▶ _Task description_: Line by line, copy the material below exactly.

----

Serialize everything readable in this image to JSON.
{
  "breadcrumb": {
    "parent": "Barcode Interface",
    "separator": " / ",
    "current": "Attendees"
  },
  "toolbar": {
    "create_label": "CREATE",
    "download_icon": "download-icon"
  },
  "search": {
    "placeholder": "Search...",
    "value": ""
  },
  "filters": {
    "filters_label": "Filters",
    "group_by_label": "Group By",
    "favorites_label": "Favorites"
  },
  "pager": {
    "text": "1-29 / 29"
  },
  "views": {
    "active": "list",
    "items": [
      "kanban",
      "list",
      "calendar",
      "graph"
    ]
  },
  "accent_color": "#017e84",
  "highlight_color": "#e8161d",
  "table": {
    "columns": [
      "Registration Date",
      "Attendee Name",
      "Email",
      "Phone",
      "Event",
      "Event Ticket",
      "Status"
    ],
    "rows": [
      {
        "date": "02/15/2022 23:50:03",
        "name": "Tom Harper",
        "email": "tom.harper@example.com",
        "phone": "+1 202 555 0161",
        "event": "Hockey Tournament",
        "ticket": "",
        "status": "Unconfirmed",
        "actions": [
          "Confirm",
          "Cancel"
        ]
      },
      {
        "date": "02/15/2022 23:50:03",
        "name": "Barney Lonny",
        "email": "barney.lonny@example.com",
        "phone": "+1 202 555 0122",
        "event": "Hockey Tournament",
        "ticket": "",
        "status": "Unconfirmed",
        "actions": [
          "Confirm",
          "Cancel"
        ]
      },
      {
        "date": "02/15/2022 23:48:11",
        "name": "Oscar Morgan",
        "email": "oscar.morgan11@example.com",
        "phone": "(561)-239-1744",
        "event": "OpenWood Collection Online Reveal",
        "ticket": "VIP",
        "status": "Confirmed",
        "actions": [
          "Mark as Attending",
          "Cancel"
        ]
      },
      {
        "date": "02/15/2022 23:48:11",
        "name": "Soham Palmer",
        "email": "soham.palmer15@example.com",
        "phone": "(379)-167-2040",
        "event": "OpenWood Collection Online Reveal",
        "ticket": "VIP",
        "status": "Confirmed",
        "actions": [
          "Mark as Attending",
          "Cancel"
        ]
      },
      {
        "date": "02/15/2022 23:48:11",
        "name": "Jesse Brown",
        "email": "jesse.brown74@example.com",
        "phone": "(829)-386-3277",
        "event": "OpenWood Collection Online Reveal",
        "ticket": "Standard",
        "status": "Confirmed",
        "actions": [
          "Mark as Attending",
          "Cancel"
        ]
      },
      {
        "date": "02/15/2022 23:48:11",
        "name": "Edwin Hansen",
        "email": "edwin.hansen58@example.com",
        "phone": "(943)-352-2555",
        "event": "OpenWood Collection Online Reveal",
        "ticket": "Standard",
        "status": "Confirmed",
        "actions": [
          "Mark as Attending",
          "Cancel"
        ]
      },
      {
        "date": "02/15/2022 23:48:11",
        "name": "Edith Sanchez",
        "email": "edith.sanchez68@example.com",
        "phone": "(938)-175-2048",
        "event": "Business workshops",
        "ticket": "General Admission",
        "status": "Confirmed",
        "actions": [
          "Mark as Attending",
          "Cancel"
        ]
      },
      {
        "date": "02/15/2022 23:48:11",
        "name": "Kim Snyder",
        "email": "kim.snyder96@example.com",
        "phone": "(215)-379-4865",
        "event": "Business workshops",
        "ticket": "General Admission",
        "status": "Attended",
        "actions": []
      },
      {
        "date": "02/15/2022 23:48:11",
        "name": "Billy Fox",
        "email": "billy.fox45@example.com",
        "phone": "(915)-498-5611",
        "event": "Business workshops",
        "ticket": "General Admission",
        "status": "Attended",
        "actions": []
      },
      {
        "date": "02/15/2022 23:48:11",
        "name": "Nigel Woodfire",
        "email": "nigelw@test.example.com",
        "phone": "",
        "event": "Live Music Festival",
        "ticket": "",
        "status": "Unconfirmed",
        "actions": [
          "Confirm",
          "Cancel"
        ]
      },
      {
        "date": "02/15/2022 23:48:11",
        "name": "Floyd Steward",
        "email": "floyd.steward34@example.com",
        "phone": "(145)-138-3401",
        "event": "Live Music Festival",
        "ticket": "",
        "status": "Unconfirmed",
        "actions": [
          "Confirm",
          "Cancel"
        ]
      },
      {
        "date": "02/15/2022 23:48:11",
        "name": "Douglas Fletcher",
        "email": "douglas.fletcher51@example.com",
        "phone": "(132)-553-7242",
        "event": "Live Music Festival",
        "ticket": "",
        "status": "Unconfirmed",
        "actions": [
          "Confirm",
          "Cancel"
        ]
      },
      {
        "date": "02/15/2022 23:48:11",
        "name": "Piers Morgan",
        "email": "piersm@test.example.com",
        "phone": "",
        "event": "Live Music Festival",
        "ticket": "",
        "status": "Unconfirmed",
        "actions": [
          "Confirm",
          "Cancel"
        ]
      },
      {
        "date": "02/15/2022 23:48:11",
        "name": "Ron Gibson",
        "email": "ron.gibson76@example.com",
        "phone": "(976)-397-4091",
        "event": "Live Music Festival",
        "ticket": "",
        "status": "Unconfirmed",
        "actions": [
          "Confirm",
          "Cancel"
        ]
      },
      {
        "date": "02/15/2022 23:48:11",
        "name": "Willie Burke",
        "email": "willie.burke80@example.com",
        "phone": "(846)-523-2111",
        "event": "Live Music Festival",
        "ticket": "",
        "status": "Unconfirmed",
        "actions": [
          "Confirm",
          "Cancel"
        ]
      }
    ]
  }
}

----

▶ _Solution_:
Serialize everything readable in this image to JSON.
{
  "breadcrumb": {
    "parent": "Barcode Interface",
    "separator": " / ",
    "current": "Attendees"
  },
  "toolbar": {
    "create_label": "CREATE",
    "download_icon": "download-icon"
  },
  "search": {
    "placeholder": "Search...",
    "value": ""
  },
  "filters": {
    "filters_label": "Filters",
    "group_by_label": "Group By",
    "favorites_label": "Favorites"
  },
  "pager": {
    "text": "1-29 / 29"
  },
  "views": {
    "active": "list",
    "items": [
      "kanban",
      "list",
      "calendar",
      "graph"
    ]
  },
  "accent_color": "#017e84",
  "highlight_color": "#e8161d",
  "table": {
    "columns": [
      "Registration Date",
      "Attendee Name",
      "Email",
      "Phone",
      "Event",
      "Event Ticket",
      "Status"
    ],
    "rows": [
      {
        "date": "02/15/2022 23:50:03",
        "name": "Tom Harper",
        "email": "tom.harper@example.com",
        "phone": "+1 202 555 0161",
        "event": "Hockey Tournament",
        "ticket": "",
        "status": "Unconfirmed",
        "actions": [
          "Confirm",
          "Cancel"
        ]
      },
      {
        "date": "02/15/2022 23:50:03",
        "name": "Barney Lonny",
        "email": "barney.lonny@example.com",
        "phone": "+1 202 555 0122",
        "event": "Hockey Tournament",
        "ticket": "",
        "status": "Unconfirmed",
        "actions": [
          "Confirm",
          "Cancel"
        ]
      },
      {
        "date": "02/15/2022 23:48:11",
        "name": "Oscar Morgan",
        "email": "oscar.morgan11@example.com",
        "phone": "(561)-239-1744",
        "event": "OpenWood Collection Online Reveal",
        "ticket": "VIP",
        "status": "Confirmed",
        "actions": [
          "Mark as Attending",
          "Cancel"
        ]
      },
      {
        "date": "02/15/2022 23:48:11",
        "name": "Soham Palmer",
        "email": "soham.palmer15@example.com",
        "phone": "(379)-167-2040",
        "event": "OpenWood Collection Online Reveal",
        "ticket": "VIP",
        "status": "Confirmed",
        "actions": [
          "Mark as Attending",
          "Cancel"
        ]
      },
      {
        "date": "02/15/2022 23:48:11",
        "name": "Jesse Brown",
        "email": "jesse.brown74@example.com",
        "phone": "(829)-386-3277",
        "event": "OpenWood Collection Online Reveal",
        "ticket": "Standard",
        "status": "Confirmed",
        "actions": [
          "Mark as Attending",
          "Cancel"
        ]
      },
      {
        "date": "02/15/2022 23:48:11",
        "name": "Edwin Hansen",
        "email": "edwin.hansen58@example.com",
        "phone": "(943)-352-2555",
        "event": "OpenWood Collection Online Reveal",
        "ticket": "Standard",
        "status": "Confirmed",
        "actions": [
          "Mark as Attending",
          "Cancel"
        ]
      },
      {
        "date": "02/15/2022 23:48:11",
        "name": "Edith Sanchez",
        "email": "edith.sanchez68@example.com",
        "phone": "(938)-175-2048",
        "event": "Business workshops",
        "ticket": "General Admission",
        "status": "Confirmed",
        "actions": [
          "Mark as Attending",
          "Cancel"
        ]
      },
      {
        "date": "02/15/2022 23:48:11",
        "name": "Kim Snyder",
        "email": "kim.snyder96@example.com",
        "phone": "(215)-379-4865",
        "event": "Business workshops",
        "ticket": "General Admission",
        "status": "Attended",
        "actions": []
      },
      {
        "date": "02/15/2022 23:48:11",
        "name": "Billy Fox",
        "email": "billy.fox45@example.com",
        "phone": "(915)-498-5611",
        "event": "Business workshops",
        "ticket": "General Admission",
        "status": "Attended",
        "actions": []
      },
      {
        "date": "02/15/2022 23:48:11",
        "name": "Nigel Woodfire",
        "email": "nigelw@test.example.com",
        "phone": "",
        "event": "Live Music Festival",
        "ticket": "",
        "status": "Unconfirmed",
        "actions": [
          "Confirm",
          "Cancel"
        ]
      },
      {
        "date": "02/15/2022 23:48:11",
        "name": "Floyd Steward",
        "email": "floyd.steward34@example.com",
        "phone": "(145)-138-3401",
        "event": "Live Music Festival",
        "ticket": "",
        "status": "Unconfirmed",
        "actions": [
          "Confirm",
          "Cancel"
        ]
      },
      {
        "date": "02/15/2022 23:48:11",
        "name": "Douglas Fletcher",
        "email": "douglas.fletcher51@example.com",
        "phone": "(132)-553-7242",
        "event": "Live Music Festival",
        "ticket": "",
        "status": "Unconfirmed",
        "actions": [
          "Confirm",
          "Cancel"
        ]
      },
      {
        "date": "02/15/2022 23:48:11",
        "name": "Piers Morgan",
        "email": "piersm@test.example.com",
        "phone": "",
        "event": "Live Music Festival",
        "ticket": "",
        "status": "Unconfirmed",
        "actions": [
          "Confirm",
          "Cancel"
        ]
      },
      {
        "date": "02/15/2022 23:48:11",
        "name": "Ron Gibson",
        "email": "ron.gibson76@example.com",
        "phone": "(976)-397-4091",
        "event": "Live Music Festival",
        "ticket": "",
        "status": "Unconfirmed",
        "actions": [
          "Confirm",
          "Cancel"
        ]
      },
      {
        "date": "02/15/2022 23:48:11",
        "name": "Willie Burke",
        "email": "willie.burke80@example.com",
        "phone": "(846)-523-2111",
        "event": "Live Music Festival",
        "ticket": "",
        "status": "Unconfirmed",
        "actions": [
          "Confirm",
          "Cancel"
        ]
      }
    ]
  }
}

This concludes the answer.